Was it the sugar or the caffeine?
From Reuters, via Mickey:
Oslo teens who drank the most sugary soft drinks also had more mental health problems such as hyperactivity and distress, Norwegian researchers reported on Thursday.
Their study of more than 5,000 Norwegian 15- and 16-year-olds showed a clear and direct association between soft drink intake and hyperactivity, and a more complex link with other mental and behavioral disorders.
For hyperactivity, there was a direct linear relationship — the more sodas a teen drank, the most symptoms of hyperactivity he or she had.
The worst problems were seen in boys and girls who drank four or more soft drinks a day. Ten percent of the boys and 2 percent of the girls drank this much.
The researchers said it was possible that other substances in the soft drinks, such as caffeine, were to blame for the symptoms, and they did not check other possible sources of refined sugar in the children’s diets.

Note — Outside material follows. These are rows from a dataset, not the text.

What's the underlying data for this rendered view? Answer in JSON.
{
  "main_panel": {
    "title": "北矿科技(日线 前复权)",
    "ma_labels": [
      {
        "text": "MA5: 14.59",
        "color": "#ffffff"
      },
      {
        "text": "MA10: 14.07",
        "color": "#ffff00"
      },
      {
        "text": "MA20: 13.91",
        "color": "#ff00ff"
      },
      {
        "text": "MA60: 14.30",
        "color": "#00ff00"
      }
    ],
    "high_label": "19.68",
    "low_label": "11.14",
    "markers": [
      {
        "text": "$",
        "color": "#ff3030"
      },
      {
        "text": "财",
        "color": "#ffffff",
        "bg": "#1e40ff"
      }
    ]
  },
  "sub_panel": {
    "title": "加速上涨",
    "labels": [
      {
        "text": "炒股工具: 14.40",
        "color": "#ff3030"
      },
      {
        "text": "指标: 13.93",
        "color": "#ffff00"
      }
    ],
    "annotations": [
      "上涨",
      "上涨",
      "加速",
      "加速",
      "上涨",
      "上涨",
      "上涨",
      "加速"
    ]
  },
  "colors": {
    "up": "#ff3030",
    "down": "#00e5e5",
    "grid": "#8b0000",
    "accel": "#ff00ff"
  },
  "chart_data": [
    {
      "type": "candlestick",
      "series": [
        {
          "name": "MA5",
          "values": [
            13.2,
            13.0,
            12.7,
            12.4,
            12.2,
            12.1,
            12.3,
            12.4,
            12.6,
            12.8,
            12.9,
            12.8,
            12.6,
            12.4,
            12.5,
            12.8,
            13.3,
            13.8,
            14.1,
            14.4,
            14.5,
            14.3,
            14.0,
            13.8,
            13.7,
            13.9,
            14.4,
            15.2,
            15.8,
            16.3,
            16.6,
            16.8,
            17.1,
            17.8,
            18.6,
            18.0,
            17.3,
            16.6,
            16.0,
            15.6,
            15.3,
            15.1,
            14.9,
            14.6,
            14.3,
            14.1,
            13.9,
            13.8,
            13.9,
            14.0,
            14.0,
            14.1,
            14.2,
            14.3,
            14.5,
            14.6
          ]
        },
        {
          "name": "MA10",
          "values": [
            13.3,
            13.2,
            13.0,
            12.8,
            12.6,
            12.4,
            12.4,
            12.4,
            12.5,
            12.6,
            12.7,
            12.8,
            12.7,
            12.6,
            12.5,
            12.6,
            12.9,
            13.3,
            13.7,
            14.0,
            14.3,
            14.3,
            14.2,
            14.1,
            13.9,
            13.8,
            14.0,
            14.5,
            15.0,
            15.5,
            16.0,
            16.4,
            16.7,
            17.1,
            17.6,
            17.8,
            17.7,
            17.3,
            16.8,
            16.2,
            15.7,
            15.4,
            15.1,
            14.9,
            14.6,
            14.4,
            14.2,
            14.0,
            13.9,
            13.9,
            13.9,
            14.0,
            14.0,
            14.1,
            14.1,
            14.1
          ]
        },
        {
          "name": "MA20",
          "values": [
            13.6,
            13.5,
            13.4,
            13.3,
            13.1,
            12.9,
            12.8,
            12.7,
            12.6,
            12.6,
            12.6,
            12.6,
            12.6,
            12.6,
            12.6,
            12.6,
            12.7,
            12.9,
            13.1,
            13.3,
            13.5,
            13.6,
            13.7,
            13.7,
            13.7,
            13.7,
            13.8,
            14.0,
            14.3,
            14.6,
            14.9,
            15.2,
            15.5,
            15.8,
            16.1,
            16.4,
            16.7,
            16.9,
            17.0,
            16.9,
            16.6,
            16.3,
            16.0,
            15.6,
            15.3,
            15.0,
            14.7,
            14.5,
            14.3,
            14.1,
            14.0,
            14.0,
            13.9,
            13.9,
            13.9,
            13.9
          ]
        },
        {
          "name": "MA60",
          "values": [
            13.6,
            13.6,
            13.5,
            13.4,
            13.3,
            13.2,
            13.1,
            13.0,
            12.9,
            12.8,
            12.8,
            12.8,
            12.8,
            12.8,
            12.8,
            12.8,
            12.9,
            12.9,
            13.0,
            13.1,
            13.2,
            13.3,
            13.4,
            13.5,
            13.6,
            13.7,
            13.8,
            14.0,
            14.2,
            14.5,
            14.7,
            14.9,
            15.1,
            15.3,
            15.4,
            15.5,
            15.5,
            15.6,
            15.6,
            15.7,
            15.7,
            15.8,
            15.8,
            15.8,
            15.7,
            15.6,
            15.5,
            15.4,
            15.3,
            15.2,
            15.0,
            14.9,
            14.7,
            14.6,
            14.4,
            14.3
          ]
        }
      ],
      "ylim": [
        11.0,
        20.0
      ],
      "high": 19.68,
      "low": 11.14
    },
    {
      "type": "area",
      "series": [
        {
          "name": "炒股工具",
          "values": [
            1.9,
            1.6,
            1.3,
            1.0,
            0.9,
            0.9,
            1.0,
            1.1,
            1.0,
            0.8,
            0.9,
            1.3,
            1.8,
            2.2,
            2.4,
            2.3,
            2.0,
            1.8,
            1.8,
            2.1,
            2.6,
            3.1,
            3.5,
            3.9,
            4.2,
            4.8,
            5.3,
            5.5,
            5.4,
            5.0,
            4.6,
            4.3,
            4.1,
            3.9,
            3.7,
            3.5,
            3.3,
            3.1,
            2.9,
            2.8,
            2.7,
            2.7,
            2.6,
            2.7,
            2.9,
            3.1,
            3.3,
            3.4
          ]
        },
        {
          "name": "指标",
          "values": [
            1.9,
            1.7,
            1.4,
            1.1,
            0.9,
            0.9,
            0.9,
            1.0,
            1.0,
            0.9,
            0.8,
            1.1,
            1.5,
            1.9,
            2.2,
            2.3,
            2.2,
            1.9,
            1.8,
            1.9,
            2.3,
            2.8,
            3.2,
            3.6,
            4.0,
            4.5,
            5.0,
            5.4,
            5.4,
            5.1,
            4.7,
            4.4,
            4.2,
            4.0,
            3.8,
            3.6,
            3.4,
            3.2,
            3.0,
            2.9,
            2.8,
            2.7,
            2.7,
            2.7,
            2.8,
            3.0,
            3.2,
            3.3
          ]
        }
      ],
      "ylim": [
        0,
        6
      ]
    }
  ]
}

The failure to control for caffeine intake makes it unclear whether this study really demonstrates anything non-obvious. There are anecdotal reports of people who are very affected from non-caffeinated refined sugar products, so the sugar / hyperactivity hypothesis remains a reasonable one. However, studies of large populations have had trouble demonstrating an effect, and this study does not seem to move the ball forward or backward on that question. A possible model for a sugar – hyperactivity link could be yet undiscovered diseases that affect behavior and have a sugar triggers as seen with the muscle disease hypokalemic periodic paralysis.